As the leader in developing clinical guidelines and standards in addiction medicine, ASAM takes its responsibility very seriously. Many providers and programs are urgently working to mitigate risks related to COVID-19. From May through August 2020, the American College of Medical Toxicology (ACMT) recurring “3rd Friday Addiction Toxicology Case Conference” series is co-hosted by the American Society of Addiction Medicine (ASAM). The co-hosted series will be an interactive discussion of addiction toxicology cases and will feature ASAM and ACMT members, as well as guest experts. This series of sessions provides a comprehensive overview of COVID-19 resources and focuses on challenging cases to inform your practices during the pandemic.

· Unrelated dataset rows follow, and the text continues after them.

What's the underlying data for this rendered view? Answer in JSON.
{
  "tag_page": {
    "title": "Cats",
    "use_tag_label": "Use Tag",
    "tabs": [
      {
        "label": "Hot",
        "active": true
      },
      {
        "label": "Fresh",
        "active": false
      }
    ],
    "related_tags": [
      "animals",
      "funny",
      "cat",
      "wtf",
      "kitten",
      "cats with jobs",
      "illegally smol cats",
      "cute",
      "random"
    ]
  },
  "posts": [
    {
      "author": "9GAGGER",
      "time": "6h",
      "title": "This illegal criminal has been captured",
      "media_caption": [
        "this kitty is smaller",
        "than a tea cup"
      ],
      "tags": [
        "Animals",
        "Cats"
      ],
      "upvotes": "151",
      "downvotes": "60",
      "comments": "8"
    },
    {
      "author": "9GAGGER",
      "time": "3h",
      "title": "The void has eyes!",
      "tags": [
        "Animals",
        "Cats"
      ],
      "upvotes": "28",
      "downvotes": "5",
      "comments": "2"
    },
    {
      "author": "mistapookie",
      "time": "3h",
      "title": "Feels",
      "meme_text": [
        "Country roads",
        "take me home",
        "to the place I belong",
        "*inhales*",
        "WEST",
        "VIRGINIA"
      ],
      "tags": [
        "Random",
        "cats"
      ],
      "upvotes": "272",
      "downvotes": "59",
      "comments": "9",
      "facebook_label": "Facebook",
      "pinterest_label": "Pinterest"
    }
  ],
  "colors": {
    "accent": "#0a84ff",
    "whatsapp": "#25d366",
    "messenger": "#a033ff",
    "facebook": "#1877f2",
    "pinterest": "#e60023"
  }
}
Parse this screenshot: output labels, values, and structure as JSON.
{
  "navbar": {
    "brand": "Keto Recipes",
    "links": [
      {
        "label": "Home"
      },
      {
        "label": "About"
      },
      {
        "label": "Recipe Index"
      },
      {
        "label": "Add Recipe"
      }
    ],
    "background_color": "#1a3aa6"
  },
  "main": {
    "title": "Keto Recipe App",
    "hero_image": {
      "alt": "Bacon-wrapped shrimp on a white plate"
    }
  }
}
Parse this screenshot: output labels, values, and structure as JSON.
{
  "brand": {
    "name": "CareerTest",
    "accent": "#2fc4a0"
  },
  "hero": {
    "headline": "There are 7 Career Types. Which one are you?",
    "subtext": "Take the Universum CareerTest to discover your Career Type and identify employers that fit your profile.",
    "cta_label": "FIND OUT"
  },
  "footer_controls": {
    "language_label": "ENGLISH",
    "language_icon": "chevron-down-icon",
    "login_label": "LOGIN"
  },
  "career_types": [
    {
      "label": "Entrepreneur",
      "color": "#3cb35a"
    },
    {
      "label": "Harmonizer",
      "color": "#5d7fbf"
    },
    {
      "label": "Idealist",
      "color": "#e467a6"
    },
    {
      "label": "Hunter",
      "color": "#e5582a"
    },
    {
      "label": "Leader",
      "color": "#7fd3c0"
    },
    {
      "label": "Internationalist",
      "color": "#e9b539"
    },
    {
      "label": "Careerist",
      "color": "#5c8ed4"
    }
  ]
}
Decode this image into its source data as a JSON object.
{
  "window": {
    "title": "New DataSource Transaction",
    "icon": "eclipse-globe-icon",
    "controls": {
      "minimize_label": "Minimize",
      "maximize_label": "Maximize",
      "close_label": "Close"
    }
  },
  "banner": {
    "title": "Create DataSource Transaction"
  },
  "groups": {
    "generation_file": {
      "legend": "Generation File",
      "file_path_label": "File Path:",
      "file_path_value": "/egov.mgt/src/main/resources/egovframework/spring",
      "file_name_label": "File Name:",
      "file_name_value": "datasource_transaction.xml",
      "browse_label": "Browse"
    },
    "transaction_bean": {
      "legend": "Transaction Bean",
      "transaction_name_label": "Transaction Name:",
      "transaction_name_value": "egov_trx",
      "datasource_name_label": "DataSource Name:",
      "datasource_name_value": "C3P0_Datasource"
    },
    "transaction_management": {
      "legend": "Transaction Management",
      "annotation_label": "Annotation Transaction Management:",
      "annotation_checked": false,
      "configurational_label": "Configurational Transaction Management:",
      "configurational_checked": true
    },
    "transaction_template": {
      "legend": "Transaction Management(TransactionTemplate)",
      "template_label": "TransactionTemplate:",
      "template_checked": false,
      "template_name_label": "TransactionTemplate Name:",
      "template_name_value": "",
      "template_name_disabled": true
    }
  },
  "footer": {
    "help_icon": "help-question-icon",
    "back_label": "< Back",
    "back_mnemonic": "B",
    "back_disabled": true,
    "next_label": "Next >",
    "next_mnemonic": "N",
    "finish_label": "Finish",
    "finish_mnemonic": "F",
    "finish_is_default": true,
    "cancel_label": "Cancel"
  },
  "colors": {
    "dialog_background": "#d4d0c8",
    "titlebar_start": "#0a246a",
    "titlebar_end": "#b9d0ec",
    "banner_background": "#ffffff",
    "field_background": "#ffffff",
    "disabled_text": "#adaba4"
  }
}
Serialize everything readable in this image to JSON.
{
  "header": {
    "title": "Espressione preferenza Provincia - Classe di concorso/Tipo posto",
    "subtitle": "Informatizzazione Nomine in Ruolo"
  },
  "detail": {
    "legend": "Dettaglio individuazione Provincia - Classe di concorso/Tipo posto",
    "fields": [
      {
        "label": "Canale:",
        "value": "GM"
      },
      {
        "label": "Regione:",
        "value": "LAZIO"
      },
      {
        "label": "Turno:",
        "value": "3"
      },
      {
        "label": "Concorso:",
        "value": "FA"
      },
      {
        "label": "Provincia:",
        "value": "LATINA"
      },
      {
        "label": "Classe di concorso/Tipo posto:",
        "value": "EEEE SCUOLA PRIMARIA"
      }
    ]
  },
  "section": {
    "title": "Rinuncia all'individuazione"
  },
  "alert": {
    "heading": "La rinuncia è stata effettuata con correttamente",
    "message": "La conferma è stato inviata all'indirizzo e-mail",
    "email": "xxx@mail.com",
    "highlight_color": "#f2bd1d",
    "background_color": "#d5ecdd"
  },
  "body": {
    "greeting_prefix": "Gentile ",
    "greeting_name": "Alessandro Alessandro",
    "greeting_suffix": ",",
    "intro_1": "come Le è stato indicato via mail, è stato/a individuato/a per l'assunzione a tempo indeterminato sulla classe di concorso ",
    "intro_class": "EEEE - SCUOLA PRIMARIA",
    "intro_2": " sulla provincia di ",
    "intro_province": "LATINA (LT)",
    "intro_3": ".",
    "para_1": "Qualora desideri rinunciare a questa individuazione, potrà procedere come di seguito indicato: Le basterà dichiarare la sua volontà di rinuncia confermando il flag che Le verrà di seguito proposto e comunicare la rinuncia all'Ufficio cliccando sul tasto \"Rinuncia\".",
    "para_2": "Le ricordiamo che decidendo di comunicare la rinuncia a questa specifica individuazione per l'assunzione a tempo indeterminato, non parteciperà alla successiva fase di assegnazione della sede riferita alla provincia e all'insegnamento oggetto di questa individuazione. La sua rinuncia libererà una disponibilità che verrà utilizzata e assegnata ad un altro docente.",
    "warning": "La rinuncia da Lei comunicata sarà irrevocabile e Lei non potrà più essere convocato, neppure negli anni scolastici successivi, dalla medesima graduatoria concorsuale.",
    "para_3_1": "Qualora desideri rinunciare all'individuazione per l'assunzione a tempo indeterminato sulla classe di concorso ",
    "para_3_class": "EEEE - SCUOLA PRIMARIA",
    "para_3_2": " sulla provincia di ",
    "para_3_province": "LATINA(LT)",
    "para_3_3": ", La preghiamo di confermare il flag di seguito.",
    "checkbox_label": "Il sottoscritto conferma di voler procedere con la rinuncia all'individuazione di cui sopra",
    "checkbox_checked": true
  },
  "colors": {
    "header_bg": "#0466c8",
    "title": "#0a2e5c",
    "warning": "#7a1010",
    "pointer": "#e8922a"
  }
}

This co-hosted series has been extended to July 2021 and has also been moved to the 1st Friday of every month.
Buprenorphine is a life-sustaining medication. Abrupt discontinuation can lead to withdrawal as well as return to pretreatment substance use, overdose, and overdose death. The anxiety and stress associated with the COVID-19 pandemic, and the societal response to it, is exacerbating symptoms of opioid use disorder for many people. In addition, ongoing changes to the drug supply has increased the need for treatment. Every effort should be made to ensure that patients currently taking buprenorphine have timely access to refills of this medication and that any new patients in need of treatment for opioid use disorder can initiate treatment in a timely manner.
This resource was developed by a Task Force appointed by ASAM’s Executive Council. To enable more rapid development and dissem-ination it was not developed through ASAM’s normal process for clinical guidance development that is overseen by the ASAM Quality Improvement Council.
These materials seek to provide guidance to ambulatory addiction treatment clinicians, including those working in primary care, and in addiction treatment programs as they strive to ensure that patients continue to have safe, appropriate access to buprenorphine1 during the COVID-19 pandemic.